-jackshi2006

Solution 3

[asy] size(8cm); pair A=(0,0), B=(4.2,0), C=(5.85,-1.6), D=(4.2,-3.2), EE=(0,-3.2), F=(-1.65,-1.6), G=(0.45,-1.6), H=(3.75,-1.6), I=(2.1,0), J=(2.1,-3.2), K=(2.1,-1.6); draw(A--B--C--D--EE--F--cycle); label("$A$",A,2*N); label("$B$",B,2*N); label("$C$",C,2*E); label("$D$",D,2*S); label("$E$",EE,2*S); label("$F$",F,2*W); label("$G$",(0.47,-1.55),NW); label("$H$",(3.73,-1.55),NE); label("$I$",I,2*N); label("$J$",J,2*S); label("$K$",K,2*SW); draw(F--C); draw(F--G--(2.1,0)); draw(C--H--(2.1,0)); draw(G--(2.1,-3.2)); draw(H--(2.1,-3.2)); draw((2.1,0)--(2.1,-3.2)); [/asy] To determine the possible values of $[GIHJ],$ we must determine the maximum and minimum possible areas.

In the case where the $4$ rhombi are squares, we have $[GIHJ]=0,$ implying the minimum possible positive-integer-valued area is $1.$

Denote the length $HC=a$ and $KH=b.$ We have \[KI=\sqrt{a^2-b^2}\] by the Pythagorean Theorem, which implies \[[IBCH]=a\sqrt{a^2-b^2}=\sqrt{2006}\] and \[[GIHJ]=2b\sqrt{a^2-b^2}.\] The first equation yields \[\sqrt{a^2-b^2}=\frac{\sqrt{2006}}{a}.\] Plugging into the second, we have \[[GIHJ]=2\sqrt{2006}\frac{b}{a}.\] The maximal value of $\frac{b}{a}$ occurs when the height of $ABCDEF$ is minimized, which means \[\frac{b}{a}\leq 1.\] Plugging back up, we have \[[GIHJ]\leq 2\sqrt{2006}=\sqrt{8024}.\] We have \[\lfloor \sqrt{8024} \rfloor = 89,\] thus our answer is \[89-1+1=\boxed{089}.\]

See also

2006 AIME I (ProblemsAnswer KeyResources)
Preceded by
Problem 7
Followed by
Problem 9
1 2 3 4 5 6 7 8 9 10 11 12 13 14 15
All AIME Problems and Solutions

The problems on this page are copyrighted by the Mathematical Association of America's American Mathematics Competitions.

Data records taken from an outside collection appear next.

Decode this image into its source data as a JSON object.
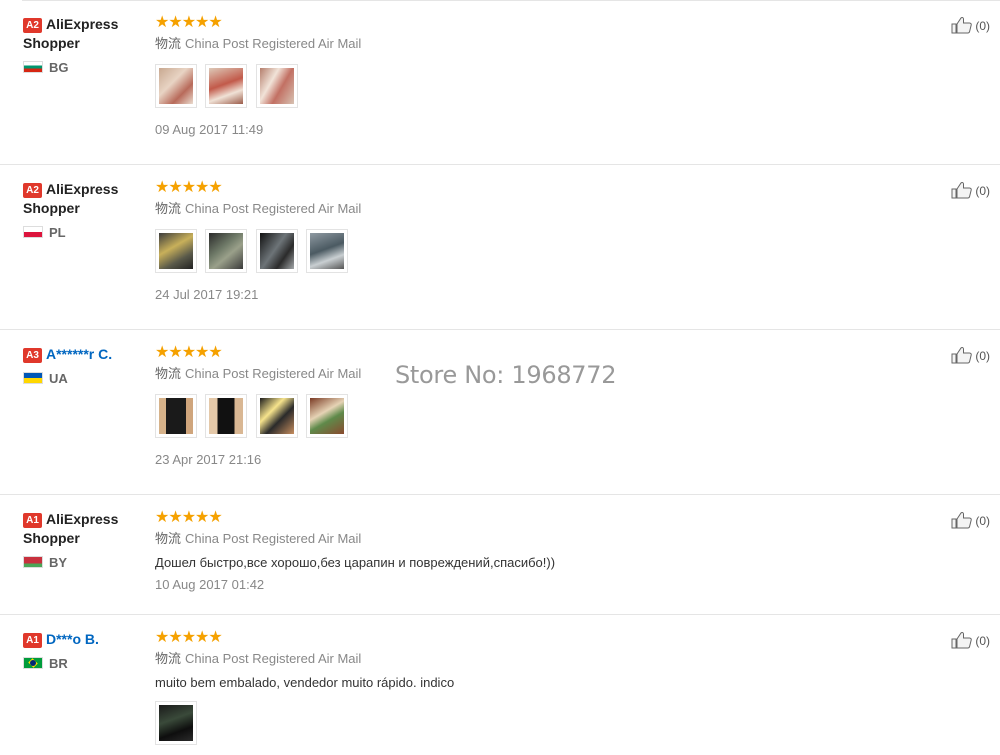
{
  "watermark": "Store No: 1968772",
  "reviews": [
    {
      "level": "A2",
      "buyer_line1": "AliExpress",
      "buyer_line2": "Shopper",
      "country": "BG",
      "stars": "★★★★★",
      "shipping_label": "物流",
      "shipping": "China Post Registered Air Mail",
      "photos": [
        "package",
        "package",
        "package"
      ],
      "text": "",
      "date": "09 Aug 2017 11:49",
      "helpful": "(0)"
    },
    {
      "level": "A2",
      "buyer_line1": "AliExpress",
      "buyer_line2": "Shopper",
      "country": "PL",
      "stars": "★★★★★",
      "shipping_label": "物流",
      "shipping": "China Post Registered Air Mail",
      "photos": [
        "glass",
        "glass",
        "glass",
        "glass"
      ],
      "text": "",
      "date": "24 Jul 2017 19:21",
      "helpful": "(0)"
    },
    {
      "level": "A3",
      "buyer_line1": "A******r C.",
      "buyer_line2": "",
      "country": "UA",
      "stars": "★★★★★",
      "shipping_label": "物流",
      "shipping": "China Post Registered Air Mail",
      "photos": [
        "device",
        "device",
        "device",
        "device"
      ],
      "text": "",
      "date": "23 Apr 2017 21:16",
      "helpful": "(0)"
    },
    {
      "level": "A1",
      "buyer_line1": "AliExpress",
      "buyer_line2": "Shopper",
      "country": "BY",
      "stars": "★★★★★",
      "shipping_label": "物流",
      "shipping": "China Post Registered Air Mail",
      "photos": [],
      "text": "Дошел быстро,все хорошо,без царапин и повреждений,спасибо!))",
      "date": "10 Aug 2017 01:42",
      "helpful": "(0)"
    },
    {
      "level": "A1",
      "buyer_line1": "D***o B.",
      "buyer_line2": "",
      "country": "BR",
      "stars": "★★★★★",
      "shipping_label": "物流",
      "shipping": "China Post Registered Air Mail",
      "photos": [
        "device"
      ],
      "text": "muito bem embalado, vendedor muito rápido. indico",
      "date": "",
      "helpful": "(0)"
    }
  ]
}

AMC logo.png

Invalid username
Login to AoPS